The expected break-even market for Iridium is about 600,000 customers globally, assuming an undisclosed average usage per customer per month. The company hopes to recover its $5 billion investment within one year, or by the fourth quarter of 1999. Based on independent research, Iridium anticipates a customer base of 5 million by
As might be expected for a complex undertaking, the deployment of the constellation and the manufacture of the handsets has not been without glitches. So far, a total of nine spacecraft have suffered in-orbit failures. In addition, Iridium has announced delays in the development of the handset software.
Of the 72 satellites launched, including spares, one lost its stationkeeping fuel when a thruster did not shut off, one was damaged as it was released from a Delta II launch vehicle, and three had reaction wheel problems. In July two more satellites failed because of hardware problems. Delta II and Long March rockets, scheduled to begin a maintenance program of launching additional spares, were retargeted to deploy nine replacement birds to the orbital planes where they are needed in August.
Investors are also nervous about final software upgrades to the handsets. Following alpha trials last month, beta testing of the units was scheduled to commence within one week of the September 23 commercial activation date. The Motorola handsets are expected to be available to meet initial demand, but those made by Kyocera may not be ready until later. [Note added: On September 9, Iridium announced that the debut of full commercial service would be delayed until November 1 because more time is needed to test the global system.]

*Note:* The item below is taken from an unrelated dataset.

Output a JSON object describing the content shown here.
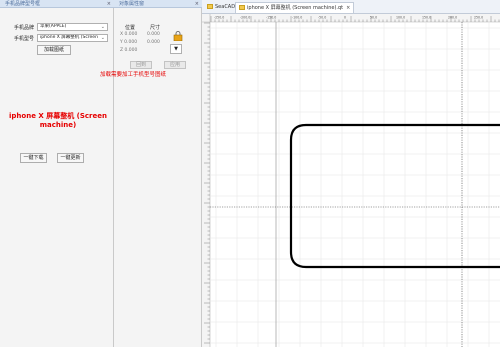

The fifteen gateways have been completed. Equipment for the China gateway, the last one, was shipped recently. Like a theatrical production, the players are frantically completing last minute details as the curtain is about to go up and Iridium embarks upon the world stage.
Iridium is already at work on its Next Generation system (Inx). Planning the system has been underway for more than a year. Although details have not been announced, it has been suggested that the system would be capable of providing broadband services to mobile terminals. In part, it would augment the fixed terminal services offered by Teledesic, which Motorola is helping to build, and might include aspects of Motorola's former Celestri system. It has also been reported that the Inx terminal would provide greater flexibility in transitioning between satellite and cellular services and that the satellite power level would be substantially increased.
As customers sign up for satellite mobile telephony service, the utility and competitive advantage will become apparent. Information will flow more freely, the world will grow still smaller, and economies around the world will be stimulated. There will also be a profound effect on geopolitics and culture. Just as satellite television helped bring down the Berlin Wall by the flow of pictures and information across international boundaries, the dawning age of global personal communication among individuals will bring the world community closer together as a single family.
Dr. Robert A. Nelson, P.E. is president of Satellite
Engineering Research Corporation, a satellite engineering consulting firm in
Bethesda, Maryland, a Lecturer in the Department of Aerospace Engineering at the University of
Maryland and Technical Editor of Via Satellite magazine. Dr. Nelson is the instructor for the ATI course Satellite
Communications Systems Engineering. Please see our Schedule for dates and